Re: Fundamental Theorem of Calculus: derivative is inverse to integral #7 textbook 5th ed. : TRUE CALCULUS; without the phony limit concept
Posted:
Jun 19, 2013 9:43 AM


On 19/06/2013 3:02 AM, Alan Smaill wrote: > Nam Nguyen <namducnguyen@shaw.ca> writes: > >> On 17/06/2013 4:36 AM, Alan Smaill wrote: > > [on the possibility that some members of the set {0,s(0),s(s(0)),...} > are not finite] > >>> My debate with you does not depend on this being possible, however. >> >> I don't know what you're trying to say here. >> >> My statement here is that your constructed set: >> >> U = {0, s(0), s(s(0)), ... } >> >> could be uncountable and could contain elements that aren't finitely >> encoded. >> >> Do you accept or refute my statement here. If you refute, please note >> that I had a request (above): > > For purposes of argument, I accept it. > > My question to you is: is it possible that the set in question > contains only finite elements. > > Do you accept or reject my statement here.
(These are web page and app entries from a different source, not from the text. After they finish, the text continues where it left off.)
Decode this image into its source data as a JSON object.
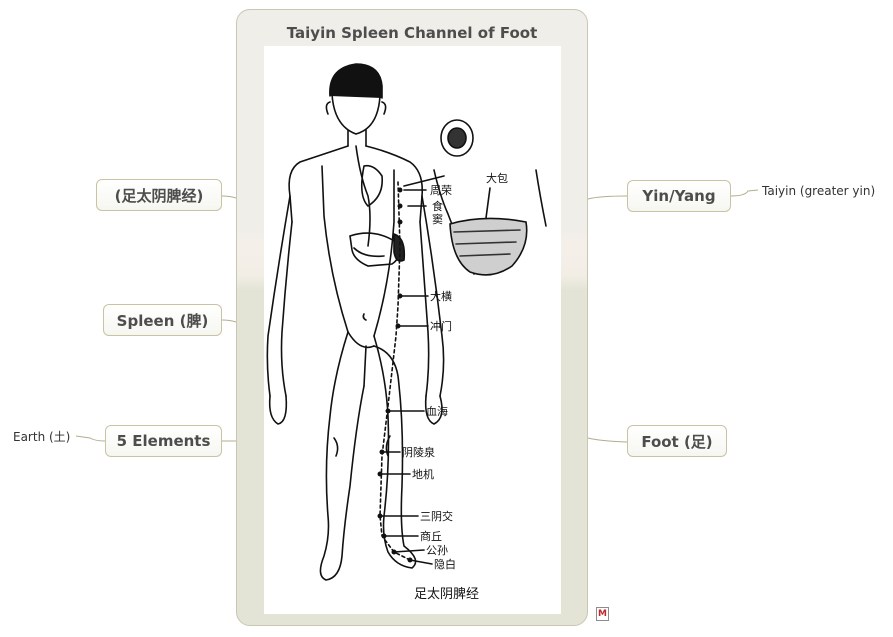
{
  "central": {
    "title": "Taiyin Spleen Channel of Foot",
    "caption": "足太阴脾经",
    "points": {
      "zhourong": "周荣",
      "shidou": "食\n窦",
      "dabao": "大包",
      "daheng": "大横",
      "chongmen": "冲门",
      "xuehai": "血海",
      "yinlingquan": "阴陵泉",
      "diji": "地机",
      "sanyinjiao": "三阴交",
      "shangqiu": "商丘",
      "gongsun": "公孙",
      "yinbai": "隐白"
    }
  },
  "left_topics": [
    {
      "label": "(足太阴脾经)"
    },
    {
      "label": "Spleen (脾)"
    },
    {
      "label": "5 Elements",
      "subtopic": "Earth (土)"
    }
  ],
  "right_topics": [
    {
      "label": "Yin/Yang",
      "subtopic": "Taiyin (greater yin)"
    },
    {
      "label": "Foot (足)"
    }
  ],
  "colors": {
    "topic_border": "#c9c3a4",
    "connector": "#b3ad8c",
    "title_text": "#4d4d4d"
  },
  "icons": [
    "mindmap-note-icon"
  ]
}
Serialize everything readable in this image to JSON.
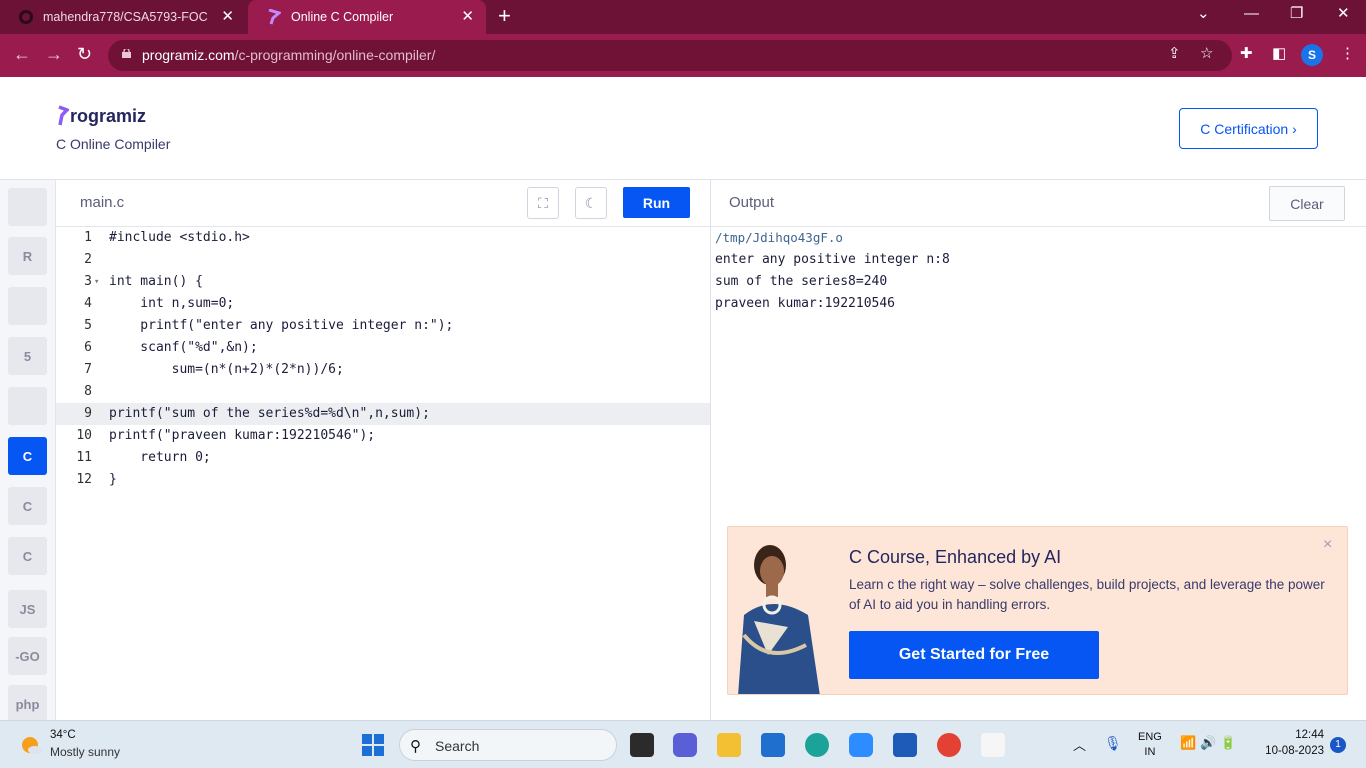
{
  "browser": {
    "tabs": [
      {
        "title": "mahendra778/CSA5793-FOC",
        "active": false
      },
      {
        "title": "Online C Compiler",
        "active": true
      }
    ],
    "url_host": "programiz.com",
    "url_path": "/c-programming/online-compiler/",
    "profile_initial": "S",
    "colors": {
      "frame": "#6b1236",
      "toolbar": "#9a1b4d"
    }
  },
  "header": {
    "logo": "rogramiz",
    "subtitle": "C Online Compiler",
    "cert_button": "C Certification ›"
  },
  "sidebar": {
    "languages": [
      {
        "name": "python-icon",
        "glyph": "",
        "active": false
      },
      {
        "name": "r-icon",
        "glyph": "R",
        "active": false
      },
      {
        "name": "sql-icon",
        "glyph": "",
        "active": false
      },
      {
        "name": "html-icon",
        "glyph": "5",
        "active": false
      },
      {
        "name": "java-icon",
        "glyph": "",
        "active": false
      },
      {
        "name": "c-icon",
        "glyph": "C",
        "active": true
      },
      {
        "name": "cpp-icon",
        "glyph": "C",
        "active": false
      },
      {
        "name": "csharp-icon",
        "glyph": "C",
        "active": false
      },
      {
        "name": "js-icon",
        "glyph": "JS",
        "active": false
      },
      {
        "name": "go-icon",
        "glyph": "-GO",
        "active": false
      },
      {
        "name": "php-icon",
        "glyph": "php",
        "active": false
      }
    ]
  },
  "editor": {
    "file_name": "main.c",
    "run_label": "Run",
    "highlight_line": 9,
    "lines": [
      {
        "num": "1",
        "text": "#include <stdio.h>"
      },
      {
        "num": "2",
        "text": ""
      },
      {
        "num": "3",
        "text": "int main() {"
      },
      {
        "num": "4",
        "text": "    int n,sum=0;"
      },
      {
        "num": "5",
        "text": "    printf(\"enter any positive integer n:\");"
      },
      {
        "num": "6",
        "text": "    scanf(\"%d\",&n);"
      },
      {
        "num": "7",
        "text": "        sum=(n*(n+2)*(2*n))/6;"
      },
      {
        "num": "8",
        "text": ""
      },
      {
        "num": "9",
        "text": "printf(\"sum of the series%d=%d\\n\",n,sum);"
      },
      {
        "num": "10",
        "text": "printf(\"praveen kumar:192210546\");"
      },
      {
        "num": "11",
        "text": "    return 0;"
      },
      {
        "num": "12",
        "text": "}"
      }
    ]
  },
  "output": {
    "title": "Output",
    "clear_label": "Clear",
    "lines": [
      "/tmp/Jdihqo43gF.o",
      "enter any positive integer n:8",
      "sum of the series8=240",
      "praveen kumar:192210546"
    ]
  },
  "promo": {
    "title": "C Course, Enhanced by AI",
    "description": "Learn c the right way – solve challenges, build projects, and leverage the power of AI to aid you in handling errors.",
    "cta": "Get Started for Free",
    "close": "×"
  },
  "taskbar": {
    "weather_temp": "34°C",
    "weather_desc": "Mostly sunny",
    "search_label": "Search",
    "lang_line1": "ENG",
    "lang_line2": "IN",
    "time": "12:44",
    "date": "10-08-2023",
    "notifications": "1"
  }
}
If you reject, > please explain why.
As is, with your '...' being syntactically unformalized, then Yes, the followings are possible:
(a) U is finite: containing only finite elements. (b) U is finite: containing also infinite elements. (c) U is infinite: containing only finite elements. (d) U is infinite: containing also infinite elements.
_All_ those are the possibilities. _Which of those 4 possibilities_ can you _specifically construct that one can verify_ ?
You might have (c) in mind, but then from the unformalized and _unverifiable_ notion of (c), how could you _verify_ the existences of certain predicate and function sets, hence _verify_ as true or false the truth values of certain formulas?
  There is no remainder in the mathematics of infinity.
NYOGEN SENZAKI